TASK OBJECTIVE: Look through the material below. Copy every line with the string "glyph" in it.

INFORMATION:
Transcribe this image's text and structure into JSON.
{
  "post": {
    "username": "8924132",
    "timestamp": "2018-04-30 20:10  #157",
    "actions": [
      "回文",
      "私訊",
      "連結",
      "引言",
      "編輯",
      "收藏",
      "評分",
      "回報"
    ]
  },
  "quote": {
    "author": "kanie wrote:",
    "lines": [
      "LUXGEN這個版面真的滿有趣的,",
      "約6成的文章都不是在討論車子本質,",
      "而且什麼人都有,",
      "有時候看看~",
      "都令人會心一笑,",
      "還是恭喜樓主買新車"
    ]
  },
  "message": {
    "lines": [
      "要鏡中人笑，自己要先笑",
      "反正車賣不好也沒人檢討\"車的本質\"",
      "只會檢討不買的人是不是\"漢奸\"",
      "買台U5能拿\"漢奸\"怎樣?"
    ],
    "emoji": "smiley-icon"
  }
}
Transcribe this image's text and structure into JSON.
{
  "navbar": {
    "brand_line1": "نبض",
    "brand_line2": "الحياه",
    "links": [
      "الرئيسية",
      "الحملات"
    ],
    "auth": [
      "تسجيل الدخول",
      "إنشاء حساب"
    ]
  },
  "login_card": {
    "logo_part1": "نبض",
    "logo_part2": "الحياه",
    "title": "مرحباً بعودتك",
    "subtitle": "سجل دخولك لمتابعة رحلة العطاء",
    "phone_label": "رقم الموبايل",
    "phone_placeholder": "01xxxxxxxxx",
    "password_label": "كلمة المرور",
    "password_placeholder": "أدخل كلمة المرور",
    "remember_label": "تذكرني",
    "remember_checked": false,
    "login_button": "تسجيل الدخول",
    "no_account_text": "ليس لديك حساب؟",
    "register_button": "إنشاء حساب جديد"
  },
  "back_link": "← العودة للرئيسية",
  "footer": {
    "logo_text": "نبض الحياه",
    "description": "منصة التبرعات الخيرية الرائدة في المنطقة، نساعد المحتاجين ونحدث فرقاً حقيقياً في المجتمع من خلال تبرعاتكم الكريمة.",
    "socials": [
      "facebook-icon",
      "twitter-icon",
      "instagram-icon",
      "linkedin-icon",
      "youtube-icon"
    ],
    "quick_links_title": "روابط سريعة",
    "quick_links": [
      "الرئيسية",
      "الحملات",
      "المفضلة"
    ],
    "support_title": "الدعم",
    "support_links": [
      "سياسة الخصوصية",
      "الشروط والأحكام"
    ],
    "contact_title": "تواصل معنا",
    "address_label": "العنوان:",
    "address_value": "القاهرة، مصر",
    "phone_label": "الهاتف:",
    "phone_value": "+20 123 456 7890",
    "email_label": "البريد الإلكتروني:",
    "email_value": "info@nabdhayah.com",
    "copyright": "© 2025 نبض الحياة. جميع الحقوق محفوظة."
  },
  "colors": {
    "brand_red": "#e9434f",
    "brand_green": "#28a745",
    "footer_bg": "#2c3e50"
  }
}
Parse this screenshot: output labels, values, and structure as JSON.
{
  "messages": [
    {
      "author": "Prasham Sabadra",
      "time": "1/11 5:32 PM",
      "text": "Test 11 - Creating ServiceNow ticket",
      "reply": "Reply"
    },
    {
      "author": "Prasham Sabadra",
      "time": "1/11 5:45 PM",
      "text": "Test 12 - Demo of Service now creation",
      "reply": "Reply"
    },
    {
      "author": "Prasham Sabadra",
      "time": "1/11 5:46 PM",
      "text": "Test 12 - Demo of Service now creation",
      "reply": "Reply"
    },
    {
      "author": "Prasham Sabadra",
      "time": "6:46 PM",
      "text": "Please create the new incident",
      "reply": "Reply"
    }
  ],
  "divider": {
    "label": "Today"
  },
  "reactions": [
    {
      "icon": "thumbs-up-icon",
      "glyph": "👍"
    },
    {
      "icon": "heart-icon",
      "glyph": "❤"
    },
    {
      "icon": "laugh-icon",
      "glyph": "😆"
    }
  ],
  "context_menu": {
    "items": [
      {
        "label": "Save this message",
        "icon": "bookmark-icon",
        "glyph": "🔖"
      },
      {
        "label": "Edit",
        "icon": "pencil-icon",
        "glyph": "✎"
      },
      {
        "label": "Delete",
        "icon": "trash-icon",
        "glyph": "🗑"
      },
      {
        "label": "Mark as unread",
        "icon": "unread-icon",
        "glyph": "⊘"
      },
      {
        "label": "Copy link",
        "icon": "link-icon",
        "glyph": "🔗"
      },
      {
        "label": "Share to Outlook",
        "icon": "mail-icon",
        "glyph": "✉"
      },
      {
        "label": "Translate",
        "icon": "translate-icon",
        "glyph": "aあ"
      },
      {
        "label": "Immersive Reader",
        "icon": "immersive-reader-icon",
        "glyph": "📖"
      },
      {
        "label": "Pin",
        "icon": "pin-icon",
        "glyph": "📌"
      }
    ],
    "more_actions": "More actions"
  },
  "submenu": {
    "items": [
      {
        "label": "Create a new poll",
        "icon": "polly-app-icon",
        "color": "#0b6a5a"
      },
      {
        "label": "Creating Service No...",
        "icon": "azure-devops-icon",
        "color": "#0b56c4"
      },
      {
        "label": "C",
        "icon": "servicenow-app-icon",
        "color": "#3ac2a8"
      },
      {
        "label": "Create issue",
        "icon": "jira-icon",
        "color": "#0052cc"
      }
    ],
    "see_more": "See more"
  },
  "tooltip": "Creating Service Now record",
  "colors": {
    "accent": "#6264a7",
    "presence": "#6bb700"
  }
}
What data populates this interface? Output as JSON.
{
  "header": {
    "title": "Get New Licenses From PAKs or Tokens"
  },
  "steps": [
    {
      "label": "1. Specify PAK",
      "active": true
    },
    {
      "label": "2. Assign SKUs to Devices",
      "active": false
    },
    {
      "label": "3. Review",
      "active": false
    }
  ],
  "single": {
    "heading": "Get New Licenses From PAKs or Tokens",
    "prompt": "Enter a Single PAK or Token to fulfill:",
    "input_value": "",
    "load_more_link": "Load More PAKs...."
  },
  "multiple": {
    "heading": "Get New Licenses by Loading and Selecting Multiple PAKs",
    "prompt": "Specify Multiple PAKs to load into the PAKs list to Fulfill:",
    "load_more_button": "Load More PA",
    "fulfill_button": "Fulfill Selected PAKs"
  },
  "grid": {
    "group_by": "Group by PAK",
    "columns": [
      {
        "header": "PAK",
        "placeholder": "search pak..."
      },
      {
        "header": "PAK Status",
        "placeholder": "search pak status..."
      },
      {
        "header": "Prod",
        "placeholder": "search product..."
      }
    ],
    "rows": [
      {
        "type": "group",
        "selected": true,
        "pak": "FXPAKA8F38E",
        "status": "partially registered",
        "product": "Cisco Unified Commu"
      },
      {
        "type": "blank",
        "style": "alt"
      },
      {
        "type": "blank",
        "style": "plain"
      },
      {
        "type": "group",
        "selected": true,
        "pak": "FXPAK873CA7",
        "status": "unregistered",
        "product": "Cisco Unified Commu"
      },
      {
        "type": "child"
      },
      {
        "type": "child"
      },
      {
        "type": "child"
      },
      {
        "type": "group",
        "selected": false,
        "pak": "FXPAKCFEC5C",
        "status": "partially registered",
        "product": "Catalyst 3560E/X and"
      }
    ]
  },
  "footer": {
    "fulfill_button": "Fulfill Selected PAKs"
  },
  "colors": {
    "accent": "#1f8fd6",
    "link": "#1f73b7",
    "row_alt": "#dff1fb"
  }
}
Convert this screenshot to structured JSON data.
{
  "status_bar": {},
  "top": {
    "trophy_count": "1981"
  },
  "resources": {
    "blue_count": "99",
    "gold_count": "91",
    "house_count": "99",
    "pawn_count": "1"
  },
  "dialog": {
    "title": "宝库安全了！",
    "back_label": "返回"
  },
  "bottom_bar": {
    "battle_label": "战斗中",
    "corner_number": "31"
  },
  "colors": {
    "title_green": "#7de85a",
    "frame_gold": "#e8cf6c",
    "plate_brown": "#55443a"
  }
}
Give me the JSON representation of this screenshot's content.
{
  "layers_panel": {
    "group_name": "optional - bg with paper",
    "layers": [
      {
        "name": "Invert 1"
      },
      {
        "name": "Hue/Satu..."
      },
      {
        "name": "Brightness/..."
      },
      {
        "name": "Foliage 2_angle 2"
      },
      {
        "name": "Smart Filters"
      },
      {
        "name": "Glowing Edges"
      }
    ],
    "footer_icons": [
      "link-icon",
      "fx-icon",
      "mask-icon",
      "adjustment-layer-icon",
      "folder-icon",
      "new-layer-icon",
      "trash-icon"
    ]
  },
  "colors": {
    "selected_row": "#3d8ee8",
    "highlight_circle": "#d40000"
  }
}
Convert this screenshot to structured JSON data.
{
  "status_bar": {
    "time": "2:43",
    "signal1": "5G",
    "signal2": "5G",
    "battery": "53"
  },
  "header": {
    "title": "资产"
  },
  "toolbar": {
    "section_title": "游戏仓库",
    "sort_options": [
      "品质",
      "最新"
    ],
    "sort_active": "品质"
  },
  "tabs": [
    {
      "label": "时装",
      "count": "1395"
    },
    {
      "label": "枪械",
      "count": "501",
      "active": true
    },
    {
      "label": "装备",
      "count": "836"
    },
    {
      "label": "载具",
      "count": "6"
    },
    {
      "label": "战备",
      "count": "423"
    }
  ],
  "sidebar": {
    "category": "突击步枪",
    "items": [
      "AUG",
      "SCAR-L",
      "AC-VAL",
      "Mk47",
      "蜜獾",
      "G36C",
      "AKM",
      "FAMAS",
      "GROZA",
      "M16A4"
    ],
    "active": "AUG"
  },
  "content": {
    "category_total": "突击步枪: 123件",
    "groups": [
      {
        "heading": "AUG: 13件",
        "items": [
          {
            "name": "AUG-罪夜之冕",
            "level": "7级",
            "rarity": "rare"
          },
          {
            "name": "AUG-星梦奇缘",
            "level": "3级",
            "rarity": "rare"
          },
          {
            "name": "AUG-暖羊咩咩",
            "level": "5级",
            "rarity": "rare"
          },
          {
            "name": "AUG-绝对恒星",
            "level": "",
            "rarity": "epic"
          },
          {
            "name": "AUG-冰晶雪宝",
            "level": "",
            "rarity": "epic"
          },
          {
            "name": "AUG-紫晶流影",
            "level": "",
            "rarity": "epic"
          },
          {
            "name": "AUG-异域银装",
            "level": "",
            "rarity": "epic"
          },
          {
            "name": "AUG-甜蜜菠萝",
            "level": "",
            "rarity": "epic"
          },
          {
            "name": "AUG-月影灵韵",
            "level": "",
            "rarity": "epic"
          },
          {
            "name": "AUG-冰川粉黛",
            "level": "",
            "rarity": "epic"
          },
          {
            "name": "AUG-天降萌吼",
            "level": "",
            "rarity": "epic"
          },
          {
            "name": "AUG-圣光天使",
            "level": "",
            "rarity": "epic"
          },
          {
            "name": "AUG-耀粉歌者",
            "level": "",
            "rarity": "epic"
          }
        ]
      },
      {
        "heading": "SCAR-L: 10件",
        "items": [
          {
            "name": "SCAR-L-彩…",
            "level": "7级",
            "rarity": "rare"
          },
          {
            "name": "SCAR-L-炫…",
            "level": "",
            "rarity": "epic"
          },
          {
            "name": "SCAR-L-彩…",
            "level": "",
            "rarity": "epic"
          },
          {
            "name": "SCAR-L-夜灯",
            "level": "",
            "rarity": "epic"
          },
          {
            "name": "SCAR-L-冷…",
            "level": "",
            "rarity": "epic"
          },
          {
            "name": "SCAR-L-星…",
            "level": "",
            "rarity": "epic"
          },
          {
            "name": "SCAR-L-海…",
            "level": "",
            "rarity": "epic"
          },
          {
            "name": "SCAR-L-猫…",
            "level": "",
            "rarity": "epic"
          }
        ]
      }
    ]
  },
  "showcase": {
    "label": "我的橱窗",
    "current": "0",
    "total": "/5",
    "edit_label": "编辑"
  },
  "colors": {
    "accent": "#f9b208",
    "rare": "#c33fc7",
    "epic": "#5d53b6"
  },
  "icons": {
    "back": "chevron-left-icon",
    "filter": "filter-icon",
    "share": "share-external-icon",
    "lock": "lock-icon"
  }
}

TASK SOLUTION:
      "glyph": "👍"
      "glyph": "❤"
      "glyph": "😆"
        "glyph": "🔖"
        "glyph": "✎"
        "glyph": "🗑"
        "glyph": "⊘"
        "glyph": "🔗"
        "glyph": "✉"
        "glyph": "aあ"
        "glyph": "📖"
        "glyph": "📌"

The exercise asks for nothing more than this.